Problem to work on | Your task is to return the data below, word for word.

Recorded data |
-- Opening Marker --
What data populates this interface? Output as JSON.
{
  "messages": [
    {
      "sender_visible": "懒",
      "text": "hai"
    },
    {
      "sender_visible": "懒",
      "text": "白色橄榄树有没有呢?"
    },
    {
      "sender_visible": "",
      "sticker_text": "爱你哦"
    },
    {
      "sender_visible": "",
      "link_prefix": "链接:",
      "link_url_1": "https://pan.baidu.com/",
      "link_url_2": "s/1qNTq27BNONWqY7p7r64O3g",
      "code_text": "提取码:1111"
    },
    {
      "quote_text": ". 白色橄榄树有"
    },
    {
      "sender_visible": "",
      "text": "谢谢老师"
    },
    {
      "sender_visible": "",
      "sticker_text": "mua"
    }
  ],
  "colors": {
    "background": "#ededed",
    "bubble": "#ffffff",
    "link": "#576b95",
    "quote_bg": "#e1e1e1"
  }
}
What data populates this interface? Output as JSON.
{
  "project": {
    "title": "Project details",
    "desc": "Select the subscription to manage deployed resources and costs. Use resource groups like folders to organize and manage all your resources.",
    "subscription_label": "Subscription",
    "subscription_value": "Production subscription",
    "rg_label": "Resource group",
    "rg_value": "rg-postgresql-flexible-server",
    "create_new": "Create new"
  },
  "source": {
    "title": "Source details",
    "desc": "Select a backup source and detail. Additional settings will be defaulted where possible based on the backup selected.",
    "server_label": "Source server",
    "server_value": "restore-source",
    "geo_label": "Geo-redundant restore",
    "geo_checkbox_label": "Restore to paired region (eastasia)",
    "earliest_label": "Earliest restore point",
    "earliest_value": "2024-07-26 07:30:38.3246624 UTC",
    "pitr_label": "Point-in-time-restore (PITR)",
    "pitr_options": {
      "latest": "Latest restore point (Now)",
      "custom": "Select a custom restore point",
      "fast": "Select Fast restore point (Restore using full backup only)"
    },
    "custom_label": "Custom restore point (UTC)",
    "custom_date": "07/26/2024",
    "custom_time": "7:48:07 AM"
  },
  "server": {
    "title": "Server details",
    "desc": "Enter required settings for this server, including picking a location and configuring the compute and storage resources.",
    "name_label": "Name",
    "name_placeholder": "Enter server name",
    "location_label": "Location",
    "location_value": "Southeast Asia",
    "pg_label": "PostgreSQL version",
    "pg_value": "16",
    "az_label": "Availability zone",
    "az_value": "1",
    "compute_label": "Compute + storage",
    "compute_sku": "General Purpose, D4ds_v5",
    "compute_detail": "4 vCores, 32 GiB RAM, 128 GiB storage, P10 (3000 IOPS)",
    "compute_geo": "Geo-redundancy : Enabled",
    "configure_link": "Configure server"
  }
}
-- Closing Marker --
Result of the exercise |
What data populates this interface? Output as JSON.
{
  "messages": [
    {
      "sender_visible": "懒",
      "text": "hai"
    },
    {
      "sender_visible": "懒",
      "text": "白色橄榄树有没有呢?"
    },
    {
      "sender_visible": "",
      "sticker_text": "爱你哦"
    },
    {
      "sender_visible": "",
      "link_prefix": "链接:",
      "link_url_1": "https://pan.baidu.com/",
      "link_url_2": "s/1qNTq27BNONWqY7p7r64O3g",
      "code_text": "提取码:1111"
    },
    {
      "quote_text": ". 白色橄榄树有"
    },
    {
      "sender_visible": "",
      "text": "谢谢老师"
    },
    {
      "sender_visible": "",
      "sticker_text": "mua"
    }
  ],
  "colors": {
    "background": "#ededed",
    "bubble": "#ffffff",
    "link": "#576b95",
    "quote_bg": "#e1e1e1"
  }
}
What data populates this interface? Output as JSON.
{
  "project": {
    "title": "Project details",
    "desc": "Select the subscription to manage deployed resources and costs. Use resource groups like folders to organize and manage all your resources.",
    "subscription_label": "Subscription",
    "subscription_value": "Production subscription",
    "rg_label": "Resource group",
    "rg_value": "rg-postgresql-flexible-server",
    "create_new": "Create new"
  },
  "source": {
    "title": "Source details",
    "desc": "Select a backup source and detail. Additional settings will be defaulted where possible based on the backup selected.",
    "server_label": "Source server",
    "server_value": "restore-source",
    "geo_label": "Geo-redundant restore",
    "geo_checkbox_label": "Restore to paired region (eastasia)",
    "earliest_label": "Earliest restore point",
    "earliest_value": "2024-07-26 07:30:38.3246624 UTC",
    "pitr_label": "Point-in-time-restore (PITR)",
    "pitr_options": {
      "latest": "Latest restore point (Now)",
      "custom": "Select a custom restore point",
      "fast": "Select Fast restore point (Restore using full backup only)"
    },
    "custom_label": "Custom restore point (UTC)",
    "custom_date": "07/26/2024",
    "custom_time": "7:48:07 AM"
  },
  "server": {
    "title": "Server details",
    "desc": "Enter required settings for this server, including picking a location and configuring the compute and storage resources.",
    "name_label": "Name",
    "name_placeholder": "Enter server name",
    "location_label": "Location",
    "location_value": "Southeast Asia",
    "pg_label": "PostgreSQL version",
    "pg_value": "16",
    "az_label": "Availability zone",
    "az_value": "1",
    "compute_label": "Compute + storage",
    "compute_sku": "General Purpose, D4ds_v5",
    "compute_detail": "4 vCores, 32 GiB RAM, 128 GiB storage, P10 (3000 IOPS)",
    "compute_geo": "Geo-redundancy : Enabled",
    "configure_link": "Configure server"
  }
}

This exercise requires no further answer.